• **About this exercise**
If a line of the data below contains the string "name", copy it into your answer.

• **Data for this exercise**
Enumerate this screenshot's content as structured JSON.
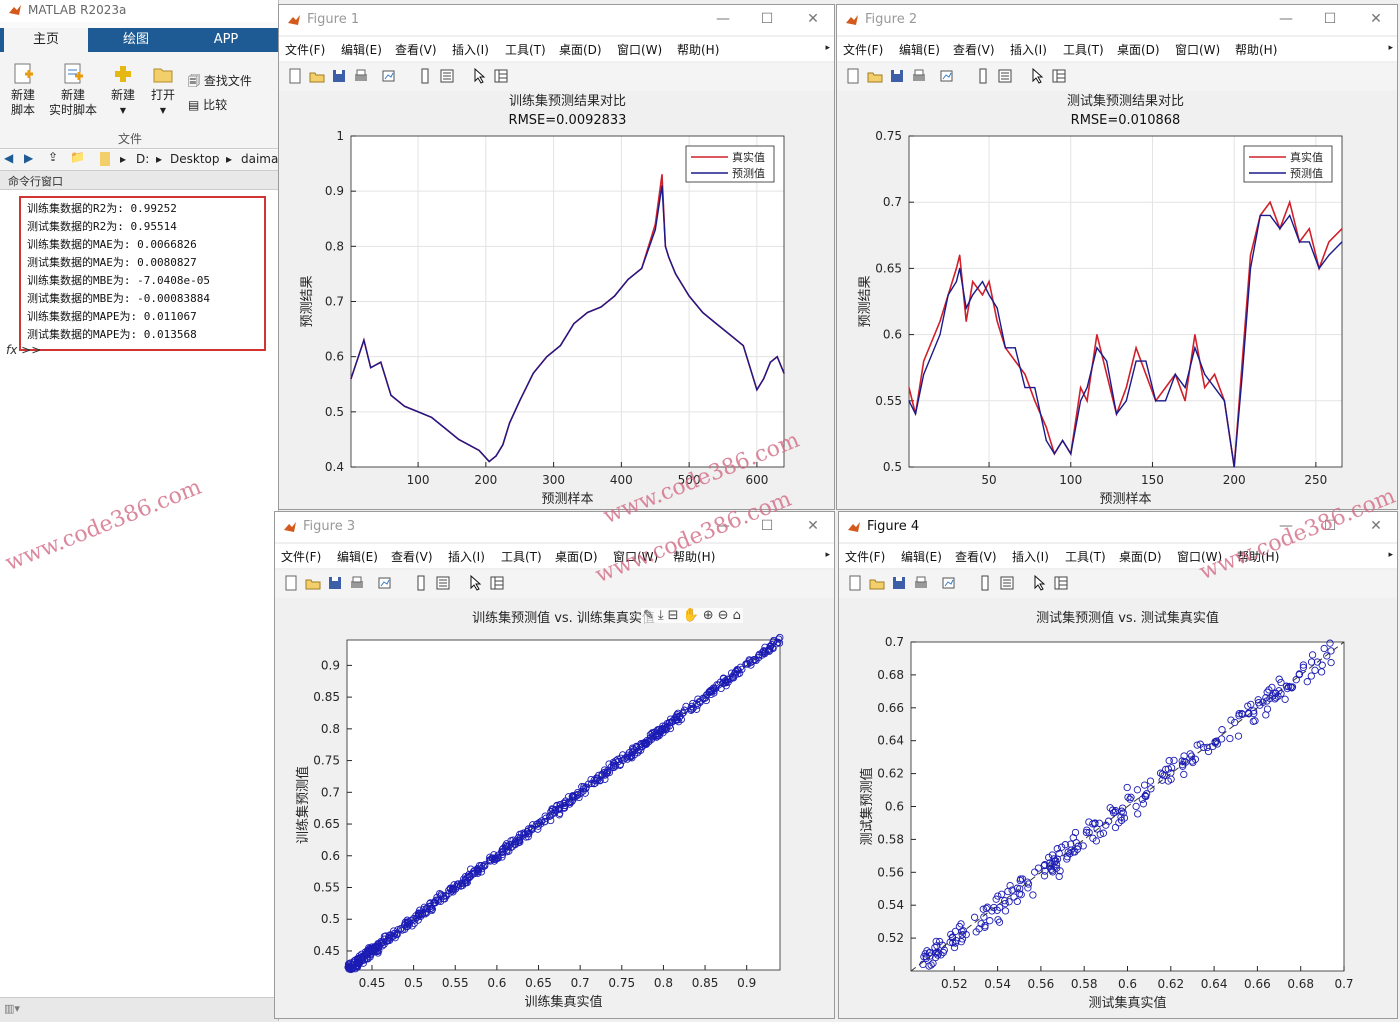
{
  "app": {
    "title": "MATLAB R2023a",
    "tabs": [
      "主页",
      "绘图",
      "APP"
    ],
    "ribbon": {
      "new_script": "新建\n脚本",
      "new_live_script": "新建\n实时脚本",
      "new": "新建",
      "open": "打开",
      "find_files": "查找文件",
      "compare": "比较",
      "group_label": "文件"
    },
    "path": [
      "D:",
      "Desktop",
      "daima"
    ],
    "command_window_title": "命令行窗口",
    "command_output": [
      "训练集数据的R2为: 0.99252",
      "测试集数据的R2为: 0.95514",
      "训练集数据的MAE为: 0.0066826",
      "测试集数据的MAE为: 0.0080827",
      "训练集数据的MBE为: -7.0408e-05",
      "测试集数据的MBE为: -0.00083884",
      "训练集数据的MAPE为: 0.011067",
      "测试集数据的MAPE为: 0.013568"
    ],
    "prompt": "fx >>"
  },
  "menu": [
    "文件(F)",
    "编辑(E)",
    "查看(V)",
    "插入(I)",
    "工具(T)",
    "桌面(D)",
    "窗口(W)",
    "帮助(H)"
  ],
  "watermark": "www.code386.com",
  "colors": {
    "true_line": "#d0202a",
    "pred_line": "#1a1a8c",
    "scatter": "#1c1cb4",
    "titlebar_blue": "#1e5b94",
    "highlight_red": "#d23333"
  },
  "figures": [
    {
      "name": "Figure 1",
      "chart_data": {
        "type": "line",
        "title": "训练集预测结果对比",
        "subtitle": "RMSE=0.0092833",
        "xlabel": "预测样本",
        "ylabel": "预测结果",
        "xlim": [
          1,
          640
        ],
        "ylim": [
          0.4,
          1.0
        ],
        "xticks": [
          100,
          200,
          300,
          400,
          500,
          600
        ],
        "yticks": [
          0.4,
          0.5,
          0.6,
          0.7,
          0.8,
          0.9,
          1
        ],
        "legend": [
          "真实值",
          "预测值"
        ],
        "legend_position": "top-right",
        "grid": true,
        "series": [
          {
            "name": "真实值",
            "x": [
              1,
              20,
              30,
              45,
              60,
              80,
              100,
              120,
              140,
              160,
              175,
              190,
              205,
              215,
              225,
              235,
              250,
              270,
              290,
              310,
              330,
              350,
              370,
              390,
              410,
              430,
              450,
              460,
              465,
              470,
              480,
              500,
              520,
              540,
              560,
              580,
              600,
              610,
              620,
              630,
              640
            ],
            "y": [
              0.56,
              0.63,
              0.58,
              0.59,
              0.53,
              0.51,
              0.5,
              0.49,
              0.47,
              0.45,
              0.44,
              0.43,
              0.41,
              0.42,
              0.44,
              0.48,
              0.52,
              0.57,
              0.6,
              0.62,
              0.66,
              0.68,
              0.69,
              0.71,
              0.74,
              0.76,
              0.84,
              0.93,
              0.8,
              0.78,
              0.75,
              0.71,
              0.68,
              0.66,
              0.64,
              0.62,
              0.54,
              0.56,
              0.59,
              0.6,
              0.57
            ]
          },
          {
            "name": "预测值",
            "x": [
              1,
              20,
              30,
              45,
              60,
              80,
              100,
              120,
              140,
              160,
              175,
              190,
              205,
              215,
              225,
              235,
              250,
              270,
              290,
              310,
              330,
              350,
              370,
              390,
              410,
              430,
              450,
              460,
              465,
              470,
              480,
              500,
              520,
              540,
              560,
              580,
              600,
              610,
              620,
              630,
              640
            ],
            "y": [
              0.56,
              0.63,
              0.58,
              0.59,
              0.53,
              0.51,
              0.5,
              0.49,
              0.47,
              0.45,
              0.44,
              0.43,
              0.41,
              0.42,
              0.44,
              0.48,
              0.52,
              0.57,
              0.6,
              0.62,
              0.66,
              0.68,
              0.69,
              0.71,
              0.74,
              0.76,
              0.83,
              0.91,
              0.8,
              0.78,
              0.75,
              0.71,
              0.68,
              0.66,
              0.64,
              0.62,
              0.54,
              0.56,
              0.59,
              0.6,
              0.57
            ]
          }
        ]
      }
    },
    {
      "name": "Figure 2",
      "chart_data": {
        "type": "line",
        "title": "测试集预测结果对比",
        "subtitle": "RMSE=0.010868",
        "xlabel": "预测样本",
        "ylabel": "预测结果",
        "xlim": [
          1,
          266
        ],
        "ylim": [
          0.5,
          0.75
        ],
        "xticks": [
          50,
          100,
          150,
          200,
          250
        ],
        "yticks": [
          0.5,
          0.55,
          0.6,
          0.65,
          0.7,
          0.75
        ],
        "legend": [
          "真实值",
          "预测值"
        ],
        "legend_position": "top-right",
        "grid": true,
        "series": [
          {
            "name": "真实值",
            "x": [
              1,
              5,
              10,
              20,
              25,
              30,
              32,
              36,
              40,
              46,
              50,
              55,
              60,
              66,
              72,
              78,
              85,
              90,
              95,
              100,
              106,
              110,
              116,
              122,
              128,
              134,
              140,
              146,
              152,
              158,
              164,
              170,
              176,
              182,
              188,
              194,
              200,
              205,
              210,
              216,
              222,
              228,
              234,
              240,
              246,
              252,
              258,
              266
            ],
            "y": [
              0.56,
              0.54,
              0.58,
              0.61,
              0.63,
              0.65,
              0.66,
              0.61,
              0.64,
              0.63,
              0.64,
              0.61,
              0.59,
              0.58,
              0.57,
              0.55,
              0.53,
              0.51,
              0.52,
              0.51,
              0.56,
              0.55,
              0.6,
              0.57,
              0.54,
              0.56,
              0.59,
              0.57,
              0.55,
              0.56,
              0.57,
              0.55,
              0.6,
              0.56,
              0.57,
              0.55,
              0.5,
              0.58,
              0.66,
              0.69,
              0.7,
              0.68,
              0.7,
              0.67,
              0.68,
              0.65,
              0.67,
              0.68
            ]
          },
          {
            "name": "预测值",
            "x": [
              1,
              5,
              10,
              20,
              25,
              30,
              32,
              36,
              40,
              46,
              50,
              55,
              60,
              66,
              72,
              78,
              85,
              90,
              95,
              100,
              106,
              110,
              116,
              122,
              128,
              134,
              140,
              146,
              152,
              158,
              164,
              170,
              176,
              182,
              188,
              194,
              200,
              205,
              210,
              216,
              222,
              228,
              234,
              240,
              246,
              252,
              258,
              266
            ],
            "y": [
              0.55,
              0.54,
              0.57,
              0.6,
              0.63,
              0.64,
              0.65,
              0.62,
              0.63,
              0.64,
              0.63,
              0.62,
              0.59,
              0.59,
              0.56,
              0.56,
              0.52,
              0.51,
              0.52,
              0.51,
              0.55,
              0.56,
              0.59,
              0.58,
              0.54,
              0.55,
              0.58,
              0.58,
              0.55,
              0.55,
              0.57,
              0.56,
              0.59,
              0.57,
              0.56,
              0.55,
              0.5,
              0.57,
              0.65,
              0.69,
              0.69,
              0.68,
              0.69,
              0.67,
              0.67,
              0.65,
              0.66,
              0.67
            ]
          }
        ]
      }
    },
    {
      "name": "Figure 3",
      "chart_data": {
        "type": "scatter",
        "title": "训练集预测值 vs. 训练集真实值",
        "xlabel": "训练集真实值",
        "ylabel": "训练集预测值",
        "xlim": [
          0.42,
          0.94
        ],
        "ylim": [
          0.42,
          0.94
        ],
        "xticks": [
          0.45,
          0.5,
          0.55,
          0.6,
          0.65,
          0.7,
          0.75,
          0.8,
          0.85,
          0.9
        ],
        "yticks": [
          0.45,
          0.5,
          0.55,
          0.6,
          0.65,
          0.7,
          0.75,
          0.8,
          0.85,
          0.9
        ],
        "reference_line": "y = x (dashed)",
        "grid": false,
        "points": {
          "x_range": [
            0.42,
            0.94
          ],
          "count": 620,
          "noise": 0.007
        }
      }
    },
    {
      "name": "Figure 4",
      "chart_data": {
        "type": "scatter",
        "title": "测试集预测值 vs. 测试集真实值",
        "xlabel": "测试集真实值",
        "ylabel": "测试集预测值",
        "xlim": [
          0.5,
          0.7
        ],
        "ylim": [
          0.5,
          0.7
        ],
        "xticks": [
          0.52,
          0.54,
          0.56,
          0.58,
          0.6,
          0.62,
          0.64,
          0.66,
          0.68,
          0.7
        ],
        "yticks": [
          0.52,
          0.54,
          0.56,
          0.58,
          0.6,
          0.62,
          0.64,
          0.66,
          0.68,
          0.7
        ],
        "reference_line": "y = x (dashed)",
        "grid": false,
        "points": {
          "x_range": [
            0.505,
            0.695
          ],
          "count": 266,
          "noise": 0.008
        }
      }
    }
  ]
}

• **Answer space**
      "name": "Figure 1",
            "name": "真实值",
            "name": "预测值",
      "name": "Figure 2",
            "name": "真实值",
            "name": "预测值",
      "name": "Figure 3",
      "name": "Figure 4",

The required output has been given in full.